Task objective: Return the entries below word for word; no images should appear in the copy.

Items from an interface collection:

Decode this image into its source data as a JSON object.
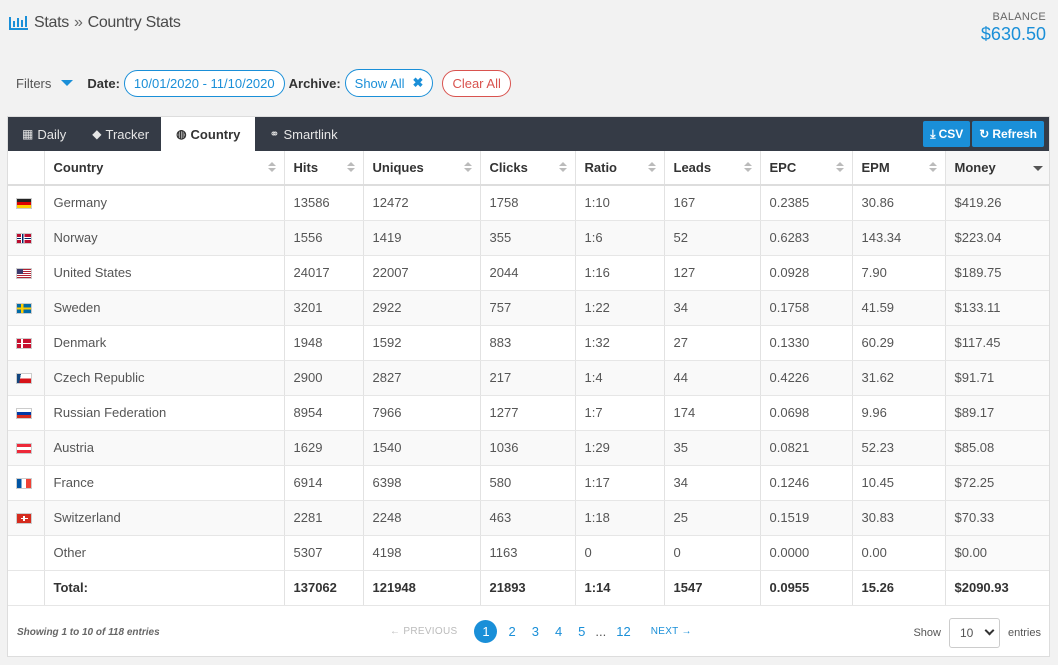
{
  "breadcrumb": {
    "section": "Stats",
    "separator": "»",
    "page": "Country Stats"
  },
  "balance": {
    "label": "BALANCE",
    "value": "$630.50"
  },
  "filters": {
    "title": "Filters",
    "date_label": "Date:",
    "date_value": "10/01/2020 - 11/10/2020",
    "archive_label": "Archive:",
    "archive_value": "Show All",
    "clear_label": "Clear All"
  },
  "tabs": [
    {
      "label": "Daily",
      "icon": "calendar-icon"
    },
    {
      "label": "Tracker",
      "icon": "tag-icon"
    },
    {
      "label": "Country",
      "icon": "globe-icon",
      "active": true
    },
    {
      "label": "Smartlink",
      "icon": "link-icon"
    }
  ],
  "buttons": {
    "csv": "CSV",
    "refresh": "Refresh"
  },
  "columns": [
    "Country",
    "Hits",
    "Uniques",
    "Clicks",
    "Ratio",
    "Leads",
    "EPC",
    "EPM",
    "Money"
  ],
  "rows": [
    {
      "flag": "de",
      "country": "Germany",
      "hits": "13586",
      "uniques": "12472",
      "clicks": "1758",
      "ratio": "1:10",
      "leads": "167",
      "epc": "0.2385",
      "epm": "30.86",
      "money": "$419.26"
    },
    {
      "flag": "no",
      "country": "Norway",
      "hits": "1556",
      "uniques": "1419",
      "clicks": "355",
      "ratio": "1:6",
      "leads": "52",
      "epc": "0.6283",
      "epm": "143.34",
      "money": "$223.04"
    },
    {
      "flag": "us",
      "country": "United States",
      "hits": "24017",
      "uniques": "22007",
      "clicks": "2044",
      "ratio": "1:16",
      "leads": "127",
      "epc": "0.0928",
      "epm": "7.90",
      "money": "$189.75"
    },
    {
      "flag": "se",
      "country": "Sweden",
      "hits": "3201",
      "uniques": "2922",
      "clicks": "757",
      "ratio": "1:22",
      "leads": "34",
      "epc": "0.1758",
      "epm": "41.59",
      "money": "$133.11"
    },
    {
      "flag": "dk",
      "country": "Denmark",
      "hits": "1948",
      "uniques": "1592",
      "clicks": "883",
      "ratio": "1:32",
      "leads": "27",
      "epc": "0.1330",
      "epm": "60.29",
      "money": "$117.45"
    },
    {
      "flag": "cz",
      "country": "Czech Republic",
      "hits": "2900",
      "uniques": "2827",
      "clicks": "217",
      "ratio": "1:4",
      "leads": "44",
      "epc": "0.4226",
      "epm": "31.62",
      "money": "$91.71"
    },
    {
      "flag": "ru",
      "country": "Russian Federation",
      "hits": "8954",
      "uniques": "7966",
      "clicks": "1277",
      "ratio": "1:7",
      "leads": "174",
      "epc": "0.0698",
      "epm": "9.96",
      "money": "$89.17"
    },
    {
      "flag": "at",
      "country": "Austria",
      "hits": "1629",
      "uniques": "1540",
      "clicks": "1036",
      "ratio": "1:29",
      "leads": "35",
      "epc": "0.0821",
      "epm": "52.23",
      "money": "$85.08"
    },
    {
      "flag": "fr",
      "country": "France",
      "hits": "6914",
      "uniques": "6398",
      "clicks": "580",
      "ratio": "1:17",
      "leads": "34",
      "epc": "0.1246",
      "epm": "10.45",
      "money": "$72.25"
    },
    {
      "flag": "ch",
      "country": "Switzerland",
      "hits": "2281",
      "uniques": "2248",
      "clicks": "463",
      "ratio": "1:18",
      "leads": "25",
      "epc": "0.1519",
      "epm": "30.83",
      "money": "$70.33"
    },
    {
      "flag": "",
      "country": "Other",
      "hits": "5307",
      "uniques": "4198",
      "clicks": "1163",
      "ratio": "0",
      "leads": "0",
      "epc": "0.0000",
      "epm": "0.00",
      "money": "$0.00"
    }
  ],
  "total": {
    "label": "Total:",
    "hits": "137062",
    "uniques": "121948",
    "clicks": "21893",
    "ratio": "1:14",
    "leads": "1547",
    "epc": "0.0955",
    "epm": "15.26",
    "money": "$2090.93"
  },
  "footer": {
    "info": "Showing 1 to 10 of 118 entries",
    "previous": "← PREVIOUS",
    "next": "NEXT →",
    "pages": [
      "1",
      "2",
      "3",
      "4",
      "5"
    ],
    "ellipsis": "...",
    "last_page": "12",
    "current_page": "1",
    "show_label": "Show",
    "page_size": "10",
    "entries_label": "entries"
  },
  "colors": {
    "accent": "#1a8fd8",
    "danger": "#d9534f",
    "tabbar": "#353b46"
  }
}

Task output:
Decode this image into its source data as a JSON object.
{
  "breadcrumb": {
    "section": "Stats",
    "separator": "»",
    "page": "Country Stats"
  },
  "balance": {
    "label": "BALANCE",
    "value": "$630.50"
  },
  "filters": {
    "title": "Filters",
    "date_label": "Date:",
    "date_value": "10/01/2020 - 11/10/2020",
    "archive_label": "Archive:",
    "archive_value": "Show All",
    "clear_label": "Clear All"
  },
  "tabs": [
    {
      "label": "Daily",
      "icon": "calendar-icon"
    },
    {
      "label": "Tracker",
      "icon": "tag-icon"
    },
    {
      "label": "Country",
      "icon": "globe-icon",
      "active": true
    },
    {
      "label": "Smartlink",
      "icon": "link-icon"
    }
  ],
  "buttons": {
    "csv": "CSV",
    "refresh": "Refresh"
  },
  "columns": [
    "Country",
    "Hits",
    "Uniques",
    "Clicks",
    "Ratio",
    "Leads",
    "EPC",
    "EPM",
    "Money"
  ],
  "rows": [
    {
      "flag": "de",
      "country": "Germany",
      "hits": "13586",
      "uniques": "12472",
      "clicks": "1758",
      "ratio": "1:10",
      "leads": "167",
      "epc": "0.2385",
      "epm": "30.86",
      "money": "$419.26"
    },
    {
      "flag": "no",
      "country": "Norway",
      "hits": "1556",
      "uniques": "1419",
      "clicks": "355",
      "ratio": "1:6",
      "leads": "52",
      "epc": "0.6283",
      "epm": "143.34",
      "money": "$223.04"
    },
    {
      "flag": "us",
      "country": "United States",
      "hits": "24017",
      "uniques": "22007",
      "clicks": "2044",
      "ratio": "1:16",
      "leads": "127",
      "epc": "0.0928",
      "epm": "7.90",
      "money": "$189.75"
    },
    {
      "flag": "se",
      "country": "Sweden",
      "hits": "3201",
      "uniques": "2922",
      "clicks": "757",
      "ratio": "1:22",
      "leads": "34",
      "epc": "0.1758",
      "epm": "41.59",
      "money": "$133.11"
    },
    {
      "flag": "dk",
      "country": "Denmark",
      "hits": "1948",
      "uniques": "1592",
      "clicks": "883",
      "ratio": "1:32",
      "leads": "27",
      "epc": "0.1330",
      "epm": "60.29",
      "money": "$117.45"
    },
    {
      "flag": "cz",
      "country": "Czech Republic",
      "hits": "2900",
      "uniques": "2827",
      "clicks": "217",
      "ratio": "1:4",
      "leads": "44",
      "epc": "0.4226",
      "epm": "31.62",
      "money": "$91.71"
    },
    {
      "flag": "ru",
      "country": "Russian Federation",
      "hits": "8954",
      "uniques": "7966",
      "clicks": "1277",
      "ratio": "1:7",
      "leads": "174",
      "epc": "0.0698",
      "epm": "9.96",
      "money": "$89.17"
    },
    {
      "flag": "at",
      "country": "Austria",
      "hits": "1629",
      "uniques": "1540",
      "clicks": "1036",
      "ratio": "1:29",
      "leads": "35",
      "epc": "0.0821",
      "epm": "52.23",
      "money": "$85.08"
    },
    {
      "flag": "fr",
      "country": "France",
      "hits": "6914",
      "uniques": "6398",
      "clicks": "580",
      "ratio": "1:17",
      "leads": "34",
      "epc": "0.1246",
      "epm": "10.45",
      "money": "$72.25"
    },
    {
      "flag": "ch",
      "country": "Switzerland",
      "hits": "2281",
      "uniques": "2248",
      "clicks": "463",
      "ratio": "1:18",
      "leads": "25",
      "epc": "0.1519",
      "epm": "30.83",
      "money": "$70.33"
    },
    {
      "flag": "",
      "country": "Other",
      "hits": "5307",
      "uniques": "4198",
      "clicks": "1163",
      "ratio": "0",
      "leads": "0",
      "epc": "0.0000",
      "epm": "0.00",
      "money": "$0.00"
    }
  ],
  "total": {
    "label": "Total:",
    "hits": "137062",
    "uniques": "121948",
    "clicks": "21893",
    "ratio": "1:14",
    "leads": "1547",
    "epc": "0.0955",
    "epm": "15.26",
    "money": "$2090.93"
  },
  "footer": {
    "info": "Showing 1 to 10 of 118 entries",
    "previous": "← PREVIOUS",
    "next": "NEXT →",
    "pages": [
      "1",
      "2",
      "3",
      "4",
      "5"
    ],
    "ellipsis": "...",
    "last_page": "12",
    "current_page": "1",
    "show_label": "Show",
    "page_size": "10",
    "entries_label": "entries"
  },
  "colors": {
    "accent": "#1a8fd8",
    "danger": "#d9534f",
    "tabbar": "#353b46"
  }
}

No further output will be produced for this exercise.